**Supplied material:**
------------------------------------------------------------------------
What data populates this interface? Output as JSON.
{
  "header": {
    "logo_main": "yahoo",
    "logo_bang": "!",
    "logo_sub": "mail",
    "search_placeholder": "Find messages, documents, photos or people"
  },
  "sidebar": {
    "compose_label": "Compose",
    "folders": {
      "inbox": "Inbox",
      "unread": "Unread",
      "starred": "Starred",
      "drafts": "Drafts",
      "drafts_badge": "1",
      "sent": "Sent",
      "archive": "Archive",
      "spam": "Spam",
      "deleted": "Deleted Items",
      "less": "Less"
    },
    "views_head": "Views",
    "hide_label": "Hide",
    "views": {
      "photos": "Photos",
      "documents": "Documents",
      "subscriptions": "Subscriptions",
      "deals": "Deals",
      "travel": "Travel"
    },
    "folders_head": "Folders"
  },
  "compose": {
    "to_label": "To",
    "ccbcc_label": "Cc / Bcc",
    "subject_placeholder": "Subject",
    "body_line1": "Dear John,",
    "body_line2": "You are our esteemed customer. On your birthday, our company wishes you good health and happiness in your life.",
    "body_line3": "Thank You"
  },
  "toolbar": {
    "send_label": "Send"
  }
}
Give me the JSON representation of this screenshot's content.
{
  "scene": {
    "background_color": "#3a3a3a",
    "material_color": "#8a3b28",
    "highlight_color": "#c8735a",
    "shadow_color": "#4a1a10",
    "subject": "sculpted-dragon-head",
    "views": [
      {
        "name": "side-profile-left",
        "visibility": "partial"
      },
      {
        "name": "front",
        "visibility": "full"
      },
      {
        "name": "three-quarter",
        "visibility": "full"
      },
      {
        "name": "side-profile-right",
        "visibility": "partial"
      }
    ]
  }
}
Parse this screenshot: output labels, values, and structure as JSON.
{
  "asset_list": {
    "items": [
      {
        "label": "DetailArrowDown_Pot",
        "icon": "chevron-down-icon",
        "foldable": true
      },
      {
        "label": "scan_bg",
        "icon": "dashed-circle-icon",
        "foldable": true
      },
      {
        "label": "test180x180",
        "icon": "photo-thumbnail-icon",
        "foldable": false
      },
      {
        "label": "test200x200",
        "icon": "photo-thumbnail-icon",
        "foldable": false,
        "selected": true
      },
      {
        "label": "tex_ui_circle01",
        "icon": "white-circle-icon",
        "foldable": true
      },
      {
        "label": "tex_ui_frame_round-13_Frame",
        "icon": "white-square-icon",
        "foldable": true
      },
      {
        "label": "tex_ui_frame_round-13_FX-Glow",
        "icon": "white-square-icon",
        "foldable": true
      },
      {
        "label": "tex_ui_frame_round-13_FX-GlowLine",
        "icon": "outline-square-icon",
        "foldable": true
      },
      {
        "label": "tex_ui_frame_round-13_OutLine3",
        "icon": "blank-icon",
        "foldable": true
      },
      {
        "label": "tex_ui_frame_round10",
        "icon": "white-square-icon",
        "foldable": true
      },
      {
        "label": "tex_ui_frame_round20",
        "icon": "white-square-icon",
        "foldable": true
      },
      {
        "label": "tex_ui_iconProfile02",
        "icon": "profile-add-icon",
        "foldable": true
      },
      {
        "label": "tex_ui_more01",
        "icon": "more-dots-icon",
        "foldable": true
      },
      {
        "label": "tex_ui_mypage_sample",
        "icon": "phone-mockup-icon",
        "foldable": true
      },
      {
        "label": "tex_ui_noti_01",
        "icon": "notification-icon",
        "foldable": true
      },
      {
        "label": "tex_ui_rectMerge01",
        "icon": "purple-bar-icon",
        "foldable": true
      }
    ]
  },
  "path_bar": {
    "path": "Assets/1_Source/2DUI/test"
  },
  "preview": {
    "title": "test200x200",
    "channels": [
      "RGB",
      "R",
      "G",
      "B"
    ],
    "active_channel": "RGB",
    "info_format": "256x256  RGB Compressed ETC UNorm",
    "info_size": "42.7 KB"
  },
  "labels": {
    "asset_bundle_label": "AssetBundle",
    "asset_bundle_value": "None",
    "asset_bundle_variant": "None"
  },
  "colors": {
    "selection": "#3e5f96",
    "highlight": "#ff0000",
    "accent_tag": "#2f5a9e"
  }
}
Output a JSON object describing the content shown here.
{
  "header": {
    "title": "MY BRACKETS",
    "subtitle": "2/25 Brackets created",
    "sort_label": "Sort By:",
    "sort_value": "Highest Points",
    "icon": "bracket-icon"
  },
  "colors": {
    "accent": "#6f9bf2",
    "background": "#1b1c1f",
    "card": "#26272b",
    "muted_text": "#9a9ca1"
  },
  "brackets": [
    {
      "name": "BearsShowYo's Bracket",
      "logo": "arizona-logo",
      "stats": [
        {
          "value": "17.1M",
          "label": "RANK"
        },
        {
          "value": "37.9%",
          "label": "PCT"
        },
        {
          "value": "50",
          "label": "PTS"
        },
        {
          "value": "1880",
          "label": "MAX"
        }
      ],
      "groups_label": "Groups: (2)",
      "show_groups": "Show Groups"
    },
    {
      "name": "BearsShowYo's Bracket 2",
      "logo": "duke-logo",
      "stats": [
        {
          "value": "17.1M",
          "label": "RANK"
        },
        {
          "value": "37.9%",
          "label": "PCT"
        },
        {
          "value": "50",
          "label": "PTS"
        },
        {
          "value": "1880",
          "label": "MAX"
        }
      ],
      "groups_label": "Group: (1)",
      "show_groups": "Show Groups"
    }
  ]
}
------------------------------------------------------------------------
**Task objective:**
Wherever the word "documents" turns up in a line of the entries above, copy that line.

**Response area:**
    "search_placeholder": "Find messages, documents, photos or people"
      "documents": "Documents",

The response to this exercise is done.